Below are some entries. Count the lines where "JSON" appears and state only that number.

__Items from a dataset__
• • • • •

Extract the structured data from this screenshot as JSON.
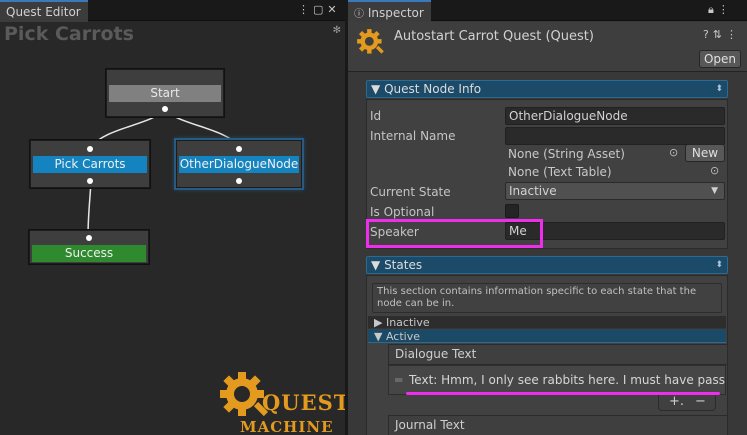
{
  "left_panel": {
    "tab_label": "Quest Editor",
    "tab_menu_icon": "kebab-menu-icon",
    "tab_maximize_icon": "maximize-icon",
    "tab_close_icon": "close-icon",
    "canvas_title": "Pick Carrots",
    "canvas_gear_icon": "gear-icon",
    "nodes": {
      "start": "Start",
      "pick_carrots": "Pick Carrots",
      "other_dialogue": "OtherDialogueNode",
      "success": "Success"
    },
    "logo": {
      "line1": "QUEST",
      "line2": "MACHINE"
    }
  },
  "inspector": {
    "tab_label": "Inspector",
    "quest_title": "Autostart Carrot Quest (Quest)",
    "open_button": "Open",
    "header_icons": [
      "help-icon",
      "settings-icon",
      "menu-icon"
    ],
    "quest_node_info": {
      "section_title": "Quest Node Info",
      "fields": {
        "id_label": "Id",
        "id_value": "OtherDialogueNode",
        "internal_name_label": "Internal Name",
        "internal_name_value": "",
        "string_asset_value": "None (String Asset)",
        "new_button": "New",
        "text_table_value": "None (Text Table)",
        "current_state_label": "Current State",
        "current_state_value": "Inactive",
        "is_optional_label": "Is Optional",
        "speaker_label": "Speaker",
        "speaker_value": "Me"
      }
    },
    "states": {
      "section_title": "States",
      "description": "This section contains information specific to each state that the node can be in.",
      "inactive_label": "Inactive",
      "active_label": "Active",
      "dialogue_text_label": "Dialogue Text",
      "dialogue_item": "Text: Hmm, I only see rabbits here. I must have passed b",
      "add_button": "+.",
      "remove_button": "−",
      "journal_text_label": "Journal Text"
    }
  },
  "colors": {
    "highlight": "#ef2ded",
    "node_selected_blue": "#1484c0",
    "success_green": "#2f8a2f",
    "section_blue": "#1b4b69",
    "logo_orange": "#e39a1e"
  }
}
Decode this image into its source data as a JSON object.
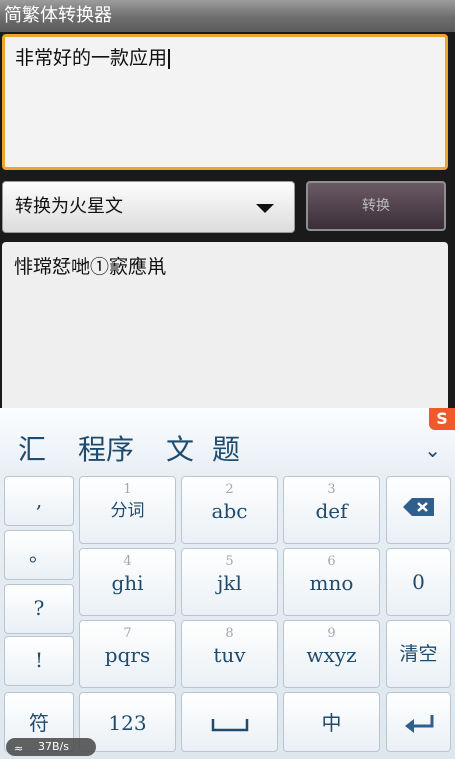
{
  "app": {
    "title": "简繁体转换器"
  },
  "input": {
    "text": "非常好的一款应用"
  },
  "mode": {
    "selected": "转换为火星文"
  },
  "convert": {
    "label": "转换"
  },
  "output": {
    "text": "悱瑺恏哋①窾應鼡"
  },
  "keyboard": {
    "candidates": [
      "汇",
      "程序",
      "文",
      "题"
    ],
    "left_keys": [
      ",",
      "。",
      "?",
      "!"
    ],
    "grid": [
      {
        "num": "1",
        "label": "分词"
      },
      {
        "num": "2",
        "label": "abc"
      },
      {
        "num": "3",
        "label": "def"
      },
      {
        "num": "4",
        "label": "ghi"
      },
      {
        "num": "5",
        "label": "jkl"
      },
      {
        "num": "6",
        "label": "mno"
      },
      {
        "num": "7",
        "label": "pqrs"
      },
      {
        "num": "8",
        "label": "tuv"
      },
      {
        "num": "9",
        "label": "wxyz"
      }
    ],
    "right_keys": {
      "zero": "0",
      "clear": "清空"
    },
    "bottom": {
      "symbols": "符",
      "numeric": "123",
      "chinese": "中"
    },
    "logo": "S"
  },
  "status": {
    "speed": "37B/s"
  },
  "colors": {
    "accent_border": "#f2a233",
    "key_text": "#1e4b6e",
    "logo": "#ef5a28"
  }
}
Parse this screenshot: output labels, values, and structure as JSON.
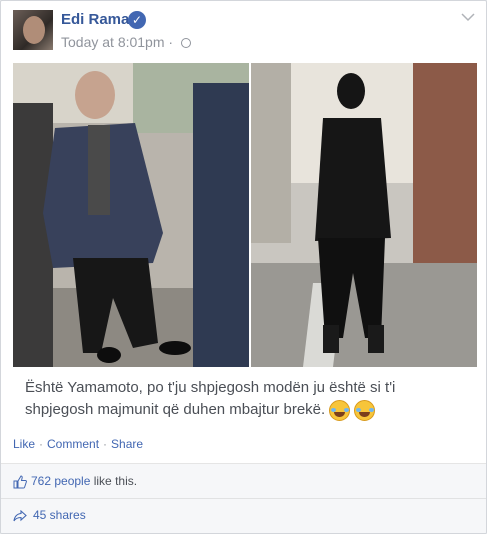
{
  "post": {
    "author": "Edi Rama",
    "timestamp": "Today at 8:01pm",
    "meta_separator": "·",
    "caption": "Është Yamamoto, po t'ju shpjegosh modën ju është si t'i shpjegosh majmunit që duhen mbajtur brekë."
  },
  "actions": {
    "like": "Like",
    "comment": "Comment",
    "share": "Share",
    "separator": "·"
  },
  "footer": {
    "likes_count": "762 people",
    "likes_suffix": " like this.",
    "shares": "45 shares"
  },
  "colors": {
    "link_blue": "#4267b2",
    "name_blue": "#365899",
    "muted_gray": "#90949c"
  },
  "icons": [
    "verified-badge",
    "globe-icon",
    "chevron-down-icon",
    "thumbs-up-icon",
    "share-arrow-icon",
    "tears-of-joy-emoji"
  ]
}
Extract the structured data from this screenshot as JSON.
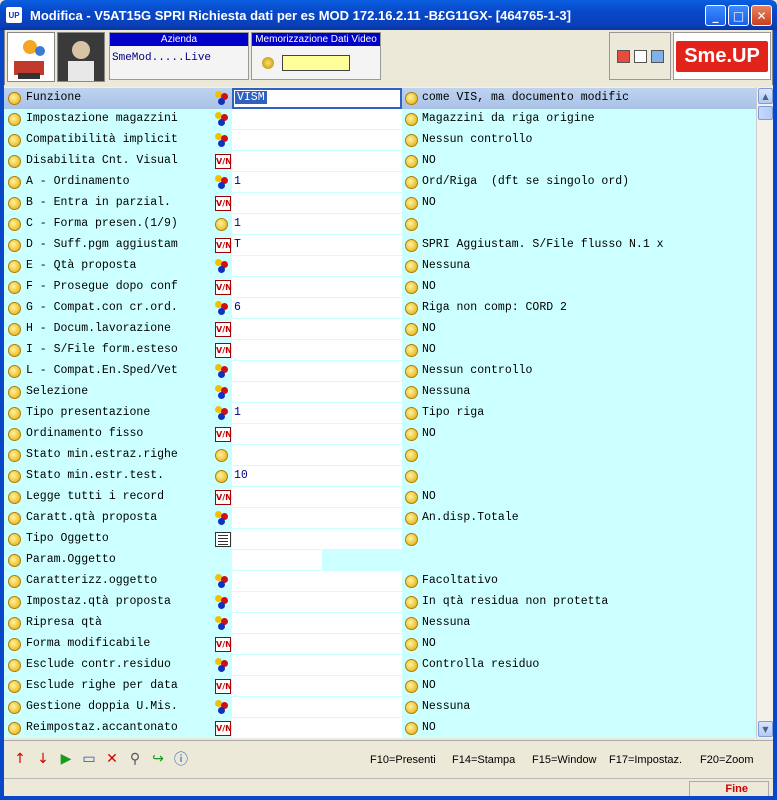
{
  "window": {
    "title": "Modifica -  V5AT15G SPRI Richiesta dati per es MOD 172.16.2.11 -B£G11GX- [464765-1-3]",
    "app_icon_text": "UP",
    "minimize": "_",
    "maximize": "□",
    "close": "✕"
  },
  "header": {
    "azienda_label": "Azienda",
    "azienda_value": "SmeMod.....Live",
    "memo_label": "Memorizzazione Dati Video",
    "logo_text": "Sme.UP"
  },
  "rows": [
    {
      "label": "Funzione",
      "type": "balls",
      "value": "VISM",
      "desc": "come VIS, ma documento modific",
      "selected": true
    },
    {
      "label": "Impostazione magazzini",
      "type": "balls",
      "value": "",
      "desc": "Magazzini da riga origine"
    },
    {
      "label": "Compatibilità implicit",
      "type": "balls",
      "value": "",
      "desc": "Nessun controllo"
    },
    {
      "label": "Disabilita Cnt. Visual",
      "type": "vn",
      "value": "",
      "desc": "NO"
    },
    {
      "label": "A - Ordinamento",
      "type": "balls",
      "value": "1",
      "desc": "Ord/Riga  (dft se singolo ord)"
    },
    {
      "label": "B - Entra in parzial.",
      "type": "vn",
      "value": "",
      "desc": "NO"
    },
    {
      "label": "C - Forma presen.(1/9)",
      "type": "dot",
      "value": "1",
      "desc": ""
    },
    {
      "label": "D - Suff.pgm aggiustam",
      "type": "vn",
      "value": "T",
      "desc": "SPRI Aggiustam. S/File flusso N.1 x"
    },
    {
      "label": "E - Qtà proposta",
      "type": "balls",
      "value": "",
      "desc": "Nessuna"
    },
    {
      "label": "F - Prosegue dopo conf",
      "type": "vn",
      "value": "",
      "desc": "NO"
    },
    {
      "label": "G - Compat.con cr.ord.",
      "type": "balls",
      "value": "6",
      "desc": "Riga non comp: CORD 2"
    },
    {
      "label": "H - Docum.lavorazione",
      "type": "vn",
      "value": "",
      "desc": "NO"
    },
    {
      "label": "I - S/File form.esteso",
      "type": "vn",
      "value": "",
      "desc": "NO"
    },
    {
      "label": "L - Compat.En.Sped/Vet",
      "type": "balls",
      "value": "",
      "desc": "Nessun controllo"
    },
    {
      "label": "Selezione",
      "type": "balls",
      "value": "",
      "desc": "Nessuna"
    },
    {
      "label": "Tipo presentazione",
      "type": "balls",
      "value": "1",
      "desc": "Tipo riga"
    },
    {
      "label": "Ordinamento fisso",
      "type": "vn",
      "value": "",
      "desc": "NO"
    },
    {
      "label": "Stato min.estraz.righe",
      "type": "dot",
      "value": "",
      "desc": ""
    },
    {
      "label": "Stato min.estr.test.",
      "type": "dot",
      "value": "10",
      "desc": ""
    },
    {
      "label": "Legge tutti i record",
      "type": "vn",
      "value": "",
      "desc": "NO"
    },
    {
      "label": "Caratt.qtà proposta",
      "type": "balls",
      "value": "",
      "desc": "An.disp.Totale"
    },
    {
      "label": "Tipo Oggetto",
      "type": "list",
      "value": "",
      "desc": ""
    },
    {
      "label": "Param.Oggetto",
      "type": "none",
      "value": "",
      "desc": ""
    },
    {
      "label": "Caratterizz.oggetto",
      "type": "balls",
      "value": "",
      "desc": "Facoltativo"
    },
    {
      "label": "Impostaz.qtà proposta",
      "type": "balls",
      "value": "",
      "desc": "In qtà residua non protetta"
    },
    {
      "label": "Ripresa qtà",
      "type": "balls",
      "value": "",
      "desc": "Nessuna"
    },
    {
      "label": "Forma modificabile",
      "type": "vn",
      "value": "",
      "desc": "NO"
    },
    {
      "label": "Esclude contr.residuo",
      "type": "balls",
      "value": "",
      "desc": "Controlla residuo"
    },
    {
      "label": "Esclude righe per data",
      "type": "vn",
      "value": "",
      "desc": "NO"
    },
    {
      "label": "Gestione doppia U.Mis.",
      "type": "balls",
      "value": "",
      "desc": "Nessuna"
    },
    {
      "label": "Reimpostaz.accantonato",
      "type": "vn",
      "value": "",
      "desc": "NO"
    }
  ],
  "fkeys": [
    "F10=Presenti",
    "F14=Stampa",
    "F15=Window",
    "F17=Impostaz.",
    "F20=Zoom"
  ],
  "status": {
    "fine": "Fine"
  }
}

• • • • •

__Exercise output__
4